*Listed records*.
......

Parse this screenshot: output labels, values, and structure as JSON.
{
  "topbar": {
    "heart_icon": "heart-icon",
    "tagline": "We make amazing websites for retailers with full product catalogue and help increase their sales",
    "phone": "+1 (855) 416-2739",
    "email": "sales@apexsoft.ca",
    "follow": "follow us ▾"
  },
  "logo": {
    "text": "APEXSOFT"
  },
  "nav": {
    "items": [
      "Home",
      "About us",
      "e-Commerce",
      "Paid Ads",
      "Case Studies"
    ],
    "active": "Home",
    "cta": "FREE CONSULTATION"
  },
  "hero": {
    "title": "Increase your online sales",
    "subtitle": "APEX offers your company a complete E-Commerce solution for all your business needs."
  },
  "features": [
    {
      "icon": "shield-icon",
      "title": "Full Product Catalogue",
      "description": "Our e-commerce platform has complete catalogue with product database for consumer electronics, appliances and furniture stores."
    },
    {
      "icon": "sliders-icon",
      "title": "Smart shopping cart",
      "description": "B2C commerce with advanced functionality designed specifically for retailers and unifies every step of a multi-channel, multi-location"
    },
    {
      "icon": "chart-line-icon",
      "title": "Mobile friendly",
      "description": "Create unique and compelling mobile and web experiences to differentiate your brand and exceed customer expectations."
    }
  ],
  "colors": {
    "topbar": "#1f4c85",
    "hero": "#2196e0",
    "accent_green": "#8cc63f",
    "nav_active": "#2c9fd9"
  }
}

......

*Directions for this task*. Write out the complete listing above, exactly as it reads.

*Task solution*.
Parse this screenshot: output labels, values, and structure as JSON.
{
  "topbar": {
    "heart_icon": "heart-icon",
    "tagline": "We make amazing websites for retailers with full product catalogue and help increase their sales",
    "phone": "+1 (855) 416-2739",
    "email": "sales@apexsoft.ca",
    "follow": "follow us ▾"
  },
  "logo": {
    "text": "APEXSOFT"
  },
  "nav": {
    "items": [
      "Home",
      "About us",
      "e-Commerce",
      "Paid Ads",
      "Case Studies"
    ],
    "active": "Home",
    "cta": "FREE CONSULTATION"
  },
  "hero": {
    "title": "Increase your online sales",
    "subtitle": "APEX offers your company a complete E-Commerce solution for all your business needs."
  },
  "features": [
    {
      "icon": "shield-icon",
      "title": "Full Product Catalogue",
      "description": "Our e-commerce platform has complete catalogue with product database for consumer electronics, appliances and furniture stores."
    },
    {
      "icon": "sliders-icon",
      "title": "Smart shopping cart",
      "description": "B2C commerce with advanced functionality designed specifically for retailers and unifies every step of a multi-channel, multi-location"
    },
    {
      "icon": "chart-line-icon",
      "title": "Mobile friendly",
      "description": "Create unique and compelling mobile and web experiences to differentiate your brand and exceed customer expectations."
    }
  ],
  "colors": {
    "topbar": "#1f4c85",
    "hero": "#2196e0",
    "accent_green": "#8cc63f",
    "nav_active": "#2c9fd9"
  }
}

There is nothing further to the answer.